NEW DATE: 15 FEBRUARY 2016
Time: 16:00. Venue: Faculty of Theology, Oude Boteringestraat 38, room 130
This paper argues that colonialism is a recursive process. That is, to draw from the concept of recursion in computer science, colonialism resembles a process in which the output of a function becomes the input of the next iteration of the function. In this case, colonialism is also dynamic (and often chaotic) so that with each iteration the successive outcomes (and the inputs) are different, sometimes wildly so. Yet the recursion does not entirely efface itself after each iteration—traces remain of previous forms. And because colonialism is at once a serial process (one settlement follows another), a parallel process (colonies develop simultaneously), and a networked process (colonies influence one another)—traces are left behind not only from previous colonies and previous iterations of a colony but also from previous iterations of other colonies.
This model runs against important models of colonization for early modern British America in which “virgin land” colonization appears as the typical process of development. Although historians long ago showed that European colonization had roots in Old World experiences, the sense persists that colonization is culturally new. Not only that, it is new again and again—it is new each time it begins in a new place. But as the rage for interconnectivity has swept through history as well as all else in modern culture, historians have begun to show that colonies have had strong connections to one another not just at later stages of development but at earlier ones, too. We begin to see that all colonies are colonies of colonies.

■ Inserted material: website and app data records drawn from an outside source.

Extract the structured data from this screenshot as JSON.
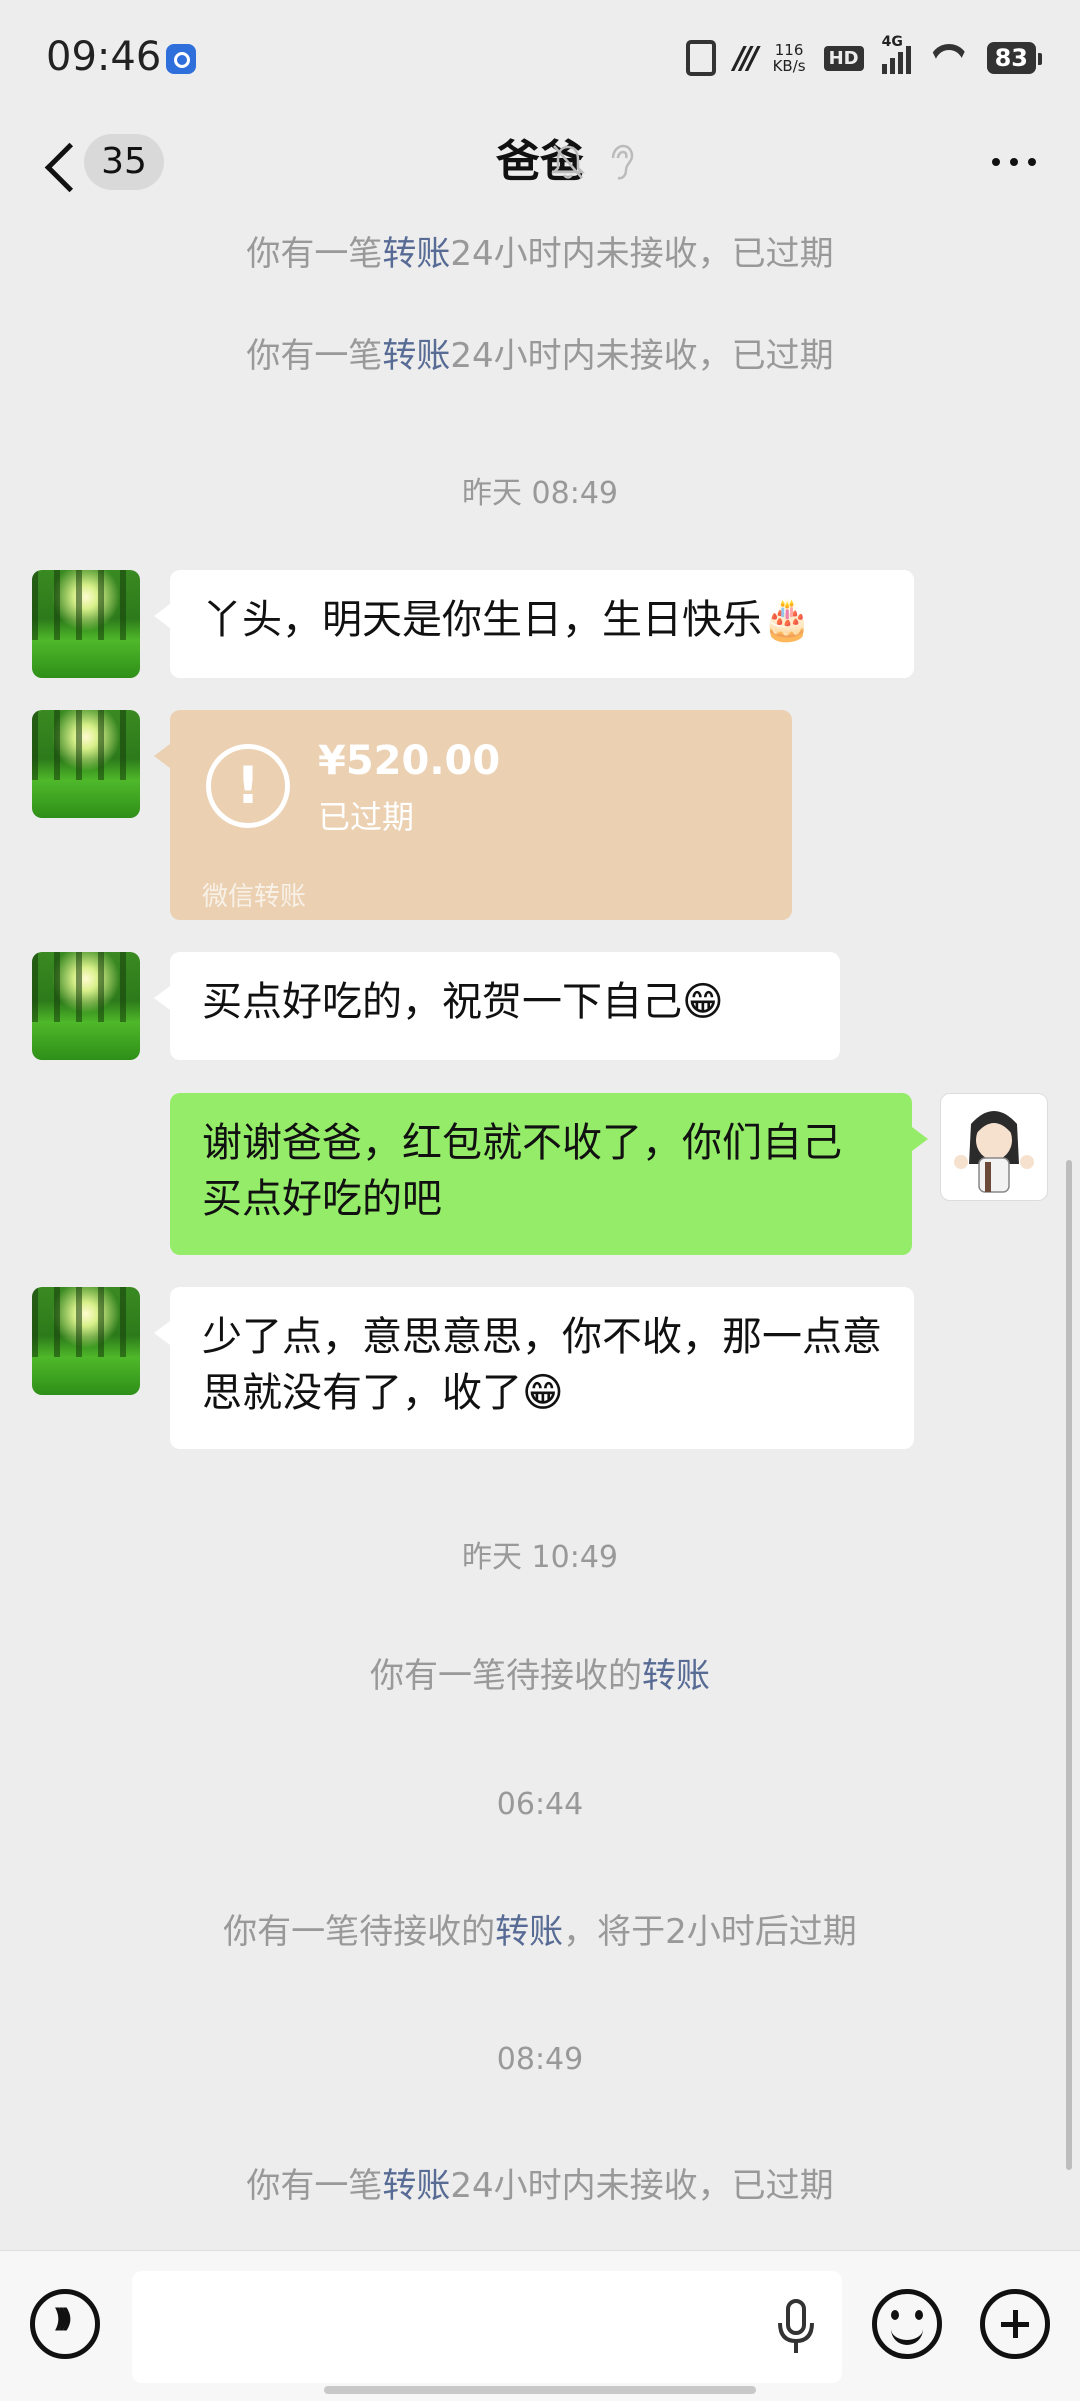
{
  "status_bar": {
    "time": "09:46",
    "net_speed_value": "116",
    "net_speed_unit": "KB/s",
    "hd": "HD",
    "network": "4G",
    "battery": "83"
  },
  "header": {
    "unread_count": "35",
    "title": "爸爸"
  },
  "messages": {
    "sys1": {
      "pre": "你有一笔",
      "link": "转账",
      "post": "24小时内未接收，已过期"
    },
    "sys2": {
      "pre": "你有一笔",
      "link": "转账",
      "post": "24小时内未接收，已过期"
    },
    "time1": "昨天 08:49",
    "m1": "丫头，明天是你生日，生日快乐🎂",
    "transfer": {
      "amount": "¥520.00",
      "status": "已过期",
      "label": "微信转账",
      "icon": "!"
    },
    "m2": "买点好吃的，祝贺一下自己😁",
    "m3": "谢谢爸爸，红包就不收了，你们自己买点好吃的吧",
    "m4": "少了点，意思意思，你不收，那一点意思就没有了，收了😁",
    "time2": "昨天 10:49",
    "sys3": {
      "pre": "你有一笔待接收的",
      "link": "转账"
    },
    "time3": "06:44",
    "sys4": {
      "pre": "你有一笔待接收的",
      "link": "转账",
      "post": "，将于2小时后过期"
    },
    "time4": "08:49",
    "sys5": {
      "pre": "你有一笔",
      "link": "转账",
      "post": "24小时内未接收，已过期"
    }
  },
  "input": {
    "value": ""
  },
  "icons": {
    "back": "chevron-left-icon",
    "mute": "bell-off-icon",
    "ear": "ear-icon",
    "more": "more-icon",
    "voice": "voice-icon",
    "mic": "mic-icon",
    "emoji": "emoji-icon",
    "plus": "plus-icon"
  },
  "colors": {
    "background": "#ededed",
    "my_bubble": "#95ec69",
    "their_bubble": "#ffffff",
    "transfer_card": "#ebd0b2",
    "link": "#576b95",
    "system_text": "#999999"
  }
}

Dr Mark Thompson is a senior lecturer at the Department of American Studies at the University of Groningen. He recently published The Contest for the Delaware Valley: Allegiance, Identity, and Empire in the Seventeenth Century (Louisiana State University Press, 2013).